What is needed — Which lines of the entries hold the string "建设期版"? Copy each one.
Segment Start: Data extracts
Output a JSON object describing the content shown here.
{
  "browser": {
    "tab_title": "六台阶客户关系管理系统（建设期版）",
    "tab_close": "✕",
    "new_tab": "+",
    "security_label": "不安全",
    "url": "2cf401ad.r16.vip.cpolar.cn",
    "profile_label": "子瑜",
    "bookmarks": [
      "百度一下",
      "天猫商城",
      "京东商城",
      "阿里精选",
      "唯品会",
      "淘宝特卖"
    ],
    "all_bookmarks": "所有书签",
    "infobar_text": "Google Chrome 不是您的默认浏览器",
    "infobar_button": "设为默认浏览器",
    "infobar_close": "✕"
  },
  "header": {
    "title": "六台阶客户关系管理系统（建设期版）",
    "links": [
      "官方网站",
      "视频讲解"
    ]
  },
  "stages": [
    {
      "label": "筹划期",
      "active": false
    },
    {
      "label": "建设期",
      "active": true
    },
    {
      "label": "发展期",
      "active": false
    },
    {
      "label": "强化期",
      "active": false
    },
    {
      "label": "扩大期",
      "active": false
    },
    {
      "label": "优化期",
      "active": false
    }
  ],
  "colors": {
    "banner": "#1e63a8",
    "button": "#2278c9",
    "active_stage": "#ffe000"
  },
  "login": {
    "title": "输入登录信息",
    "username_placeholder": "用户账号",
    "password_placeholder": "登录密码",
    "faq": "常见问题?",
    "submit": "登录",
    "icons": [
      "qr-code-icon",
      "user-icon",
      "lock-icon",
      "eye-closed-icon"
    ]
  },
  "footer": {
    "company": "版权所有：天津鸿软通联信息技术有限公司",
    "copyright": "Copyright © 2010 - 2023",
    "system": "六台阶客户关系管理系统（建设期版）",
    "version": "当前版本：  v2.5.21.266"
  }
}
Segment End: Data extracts
Task response —
    "tab_title": "六台阶客户关系管理系统（建设期版）",
    "title": "六台阶客户关系管理系统（建设期版）",
    "system": "六台阶客户关系管理系统（建设期版）",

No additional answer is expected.